for by Pimpernel (Müllerstraße 56), which was once a rent-boy bar but is now a mixed electro-venue, and the Sunday-night dance parties at Café am Hochhaus (Blumenstraße 29a), while more laidback visitors head to Pop as (Thalkirchner Straße 12), bear-friendly Edelheiss (Pestalozzistraße 6) and Bar Jeans (Blumenstraße 15). In a city where the men wear cowhide to church, leather lovers may find themselves frequently thinking sacrilegious thoughts but that particular scene’s most notorious leather-and-fetish bar remains the 40year-old ochsengarten (Müllerstraße 47), while everyone seems to end up in the tiny Sunshine Pub (Müllerstraße 17) at some point. open 21 hours a day, its clientele is one shot waifs, strays and the socially unsalvageable, one measure club casualties and drag queens.
although Munich’s mixture of nocturnal pursuits and languid daytime atmosphere make it easy to commit an entire holiday sampling its easy spoils, Londoners with a sense of adventure should seize the opportunity of exploring further afield. BMW is a Bavarian brand – running an excellent museum and exhibition space, BMW Welt (www.bmwwelt.com) in Munich – and affluent locals regularly load up their Bimmers for weekends in the countryside. A quick zip

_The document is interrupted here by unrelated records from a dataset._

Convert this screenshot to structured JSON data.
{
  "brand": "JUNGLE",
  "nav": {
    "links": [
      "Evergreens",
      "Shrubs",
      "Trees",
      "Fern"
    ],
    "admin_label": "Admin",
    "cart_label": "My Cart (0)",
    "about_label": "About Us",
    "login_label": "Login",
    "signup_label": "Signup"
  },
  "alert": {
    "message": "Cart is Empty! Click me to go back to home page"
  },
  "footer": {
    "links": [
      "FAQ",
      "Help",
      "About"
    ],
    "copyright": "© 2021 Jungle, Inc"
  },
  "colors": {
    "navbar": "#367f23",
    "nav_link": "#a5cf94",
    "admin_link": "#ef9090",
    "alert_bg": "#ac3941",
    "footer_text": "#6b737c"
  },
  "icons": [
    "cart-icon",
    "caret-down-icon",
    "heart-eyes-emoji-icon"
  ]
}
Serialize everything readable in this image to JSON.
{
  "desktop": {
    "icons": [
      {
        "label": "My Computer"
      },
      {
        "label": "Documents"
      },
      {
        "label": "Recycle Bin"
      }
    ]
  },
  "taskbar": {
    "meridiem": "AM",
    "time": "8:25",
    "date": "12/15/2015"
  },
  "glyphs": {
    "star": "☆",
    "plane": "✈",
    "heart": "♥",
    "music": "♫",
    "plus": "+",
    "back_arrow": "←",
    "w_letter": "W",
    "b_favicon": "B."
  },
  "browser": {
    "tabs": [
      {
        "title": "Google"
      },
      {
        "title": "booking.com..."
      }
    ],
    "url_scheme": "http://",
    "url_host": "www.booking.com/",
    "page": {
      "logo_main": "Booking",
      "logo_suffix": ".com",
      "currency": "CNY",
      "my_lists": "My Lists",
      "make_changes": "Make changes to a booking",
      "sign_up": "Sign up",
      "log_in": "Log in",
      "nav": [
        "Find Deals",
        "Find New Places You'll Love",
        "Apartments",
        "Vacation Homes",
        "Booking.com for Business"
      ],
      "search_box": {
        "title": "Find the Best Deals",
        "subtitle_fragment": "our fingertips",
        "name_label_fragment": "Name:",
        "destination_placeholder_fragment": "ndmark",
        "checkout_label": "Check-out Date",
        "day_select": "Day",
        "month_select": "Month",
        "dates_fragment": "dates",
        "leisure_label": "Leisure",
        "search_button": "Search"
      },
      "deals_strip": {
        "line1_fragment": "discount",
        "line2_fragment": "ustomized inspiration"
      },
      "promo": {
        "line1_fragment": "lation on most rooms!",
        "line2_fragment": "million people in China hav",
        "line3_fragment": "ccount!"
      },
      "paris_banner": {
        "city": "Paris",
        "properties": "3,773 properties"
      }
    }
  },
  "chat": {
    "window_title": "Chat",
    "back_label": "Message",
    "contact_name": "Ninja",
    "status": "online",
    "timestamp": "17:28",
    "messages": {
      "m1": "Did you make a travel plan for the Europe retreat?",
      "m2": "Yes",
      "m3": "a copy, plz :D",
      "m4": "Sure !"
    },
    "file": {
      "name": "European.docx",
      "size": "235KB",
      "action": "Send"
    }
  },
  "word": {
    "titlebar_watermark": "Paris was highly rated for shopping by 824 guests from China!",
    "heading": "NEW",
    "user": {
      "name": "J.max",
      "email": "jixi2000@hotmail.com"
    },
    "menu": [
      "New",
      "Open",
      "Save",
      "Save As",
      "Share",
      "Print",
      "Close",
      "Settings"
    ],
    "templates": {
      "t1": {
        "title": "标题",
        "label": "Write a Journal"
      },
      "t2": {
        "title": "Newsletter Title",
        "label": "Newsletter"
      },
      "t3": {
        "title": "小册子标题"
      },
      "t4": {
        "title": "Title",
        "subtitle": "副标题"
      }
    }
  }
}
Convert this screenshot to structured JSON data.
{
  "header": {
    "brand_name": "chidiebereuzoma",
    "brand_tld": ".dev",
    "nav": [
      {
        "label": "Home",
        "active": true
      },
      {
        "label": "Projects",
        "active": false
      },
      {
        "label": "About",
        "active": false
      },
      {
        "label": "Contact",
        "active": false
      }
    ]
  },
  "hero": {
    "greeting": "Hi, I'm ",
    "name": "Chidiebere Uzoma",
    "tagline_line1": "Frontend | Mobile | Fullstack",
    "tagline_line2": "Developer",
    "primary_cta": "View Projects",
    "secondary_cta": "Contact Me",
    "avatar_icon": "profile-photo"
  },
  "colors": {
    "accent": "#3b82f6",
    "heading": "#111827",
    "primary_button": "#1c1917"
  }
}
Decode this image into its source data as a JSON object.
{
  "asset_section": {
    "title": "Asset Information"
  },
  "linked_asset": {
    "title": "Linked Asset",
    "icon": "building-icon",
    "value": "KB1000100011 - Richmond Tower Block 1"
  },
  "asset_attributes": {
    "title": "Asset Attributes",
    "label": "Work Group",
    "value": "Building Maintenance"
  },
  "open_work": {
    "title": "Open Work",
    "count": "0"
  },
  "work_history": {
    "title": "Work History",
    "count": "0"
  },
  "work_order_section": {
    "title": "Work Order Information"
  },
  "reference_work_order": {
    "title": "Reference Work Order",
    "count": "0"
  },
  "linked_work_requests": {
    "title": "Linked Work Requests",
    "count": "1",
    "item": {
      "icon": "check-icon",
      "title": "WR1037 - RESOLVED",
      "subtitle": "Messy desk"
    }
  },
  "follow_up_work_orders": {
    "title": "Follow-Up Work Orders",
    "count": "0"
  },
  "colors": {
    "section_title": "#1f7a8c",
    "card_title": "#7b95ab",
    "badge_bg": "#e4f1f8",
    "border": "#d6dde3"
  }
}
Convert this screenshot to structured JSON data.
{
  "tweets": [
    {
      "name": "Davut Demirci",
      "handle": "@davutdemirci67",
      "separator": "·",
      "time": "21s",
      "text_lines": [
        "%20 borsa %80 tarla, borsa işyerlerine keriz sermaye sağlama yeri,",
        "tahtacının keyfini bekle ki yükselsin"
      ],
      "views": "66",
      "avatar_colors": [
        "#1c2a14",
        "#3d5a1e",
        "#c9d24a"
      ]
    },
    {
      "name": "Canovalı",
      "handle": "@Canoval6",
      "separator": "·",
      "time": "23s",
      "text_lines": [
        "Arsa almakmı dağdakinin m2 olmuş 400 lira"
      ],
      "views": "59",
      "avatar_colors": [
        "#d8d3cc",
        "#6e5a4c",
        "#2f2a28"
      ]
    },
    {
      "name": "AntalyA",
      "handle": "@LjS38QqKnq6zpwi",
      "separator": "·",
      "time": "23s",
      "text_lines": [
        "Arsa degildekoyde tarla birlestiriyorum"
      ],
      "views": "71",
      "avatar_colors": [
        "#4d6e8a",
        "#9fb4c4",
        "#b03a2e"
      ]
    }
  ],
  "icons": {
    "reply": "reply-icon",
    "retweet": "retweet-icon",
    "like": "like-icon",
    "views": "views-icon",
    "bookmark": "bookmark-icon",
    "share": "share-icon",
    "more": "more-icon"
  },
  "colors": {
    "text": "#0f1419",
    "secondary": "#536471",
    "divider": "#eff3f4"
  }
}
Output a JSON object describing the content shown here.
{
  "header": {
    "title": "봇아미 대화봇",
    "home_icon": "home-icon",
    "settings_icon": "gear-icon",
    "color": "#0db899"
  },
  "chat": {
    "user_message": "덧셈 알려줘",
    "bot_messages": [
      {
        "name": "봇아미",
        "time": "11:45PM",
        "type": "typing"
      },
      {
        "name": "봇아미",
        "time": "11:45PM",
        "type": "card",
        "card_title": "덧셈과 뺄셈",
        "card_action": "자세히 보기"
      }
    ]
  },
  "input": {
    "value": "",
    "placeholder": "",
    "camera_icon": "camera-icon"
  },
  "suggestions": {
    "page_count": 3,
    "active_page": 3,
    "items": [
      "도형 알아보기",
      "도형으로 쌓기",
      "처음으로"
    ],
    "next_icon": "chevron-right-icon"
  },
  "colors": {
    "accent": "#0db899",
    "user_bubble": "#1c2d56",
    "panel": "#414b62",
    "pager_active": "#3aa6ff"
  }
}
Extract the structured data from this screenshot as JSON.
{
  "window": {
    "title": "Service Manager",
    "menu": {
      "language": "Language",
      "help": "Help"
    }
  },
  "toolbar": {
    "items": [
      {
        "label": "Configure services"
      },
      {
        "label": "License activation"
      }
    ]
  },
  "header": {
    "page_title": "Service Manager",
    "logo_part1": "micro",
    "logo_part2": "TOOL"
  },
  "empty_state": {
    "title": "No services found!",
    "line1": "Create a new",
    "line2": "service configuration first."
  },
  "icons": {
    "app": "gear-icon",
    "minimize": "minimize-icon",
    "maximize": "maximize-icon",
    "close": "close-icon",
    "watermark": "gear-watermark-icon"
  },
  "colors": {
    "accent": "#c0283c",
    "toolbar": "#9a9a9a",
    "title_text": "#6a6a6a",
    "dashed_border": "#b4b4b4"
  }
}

course of our weekend in Munich and Bavaria we found we had to repeatedly endure a litany of interferences from locals asking us how we were enjoying our stay; strangers clamouring to help us as we struggled with maps and guidebooks; well-behaved blonde children smiling at us for no reason. All deeply unsettling.
Luckily, however, Munich also caters to visitors who are also interested in spending a less-thanwholesome time in the city. As you’d expect from the city that introduced oktoberfest to the world, the drinking scene here is well developed and there’s a multitude of venues for every gay contingent. Shoreditch-style clubbers are catered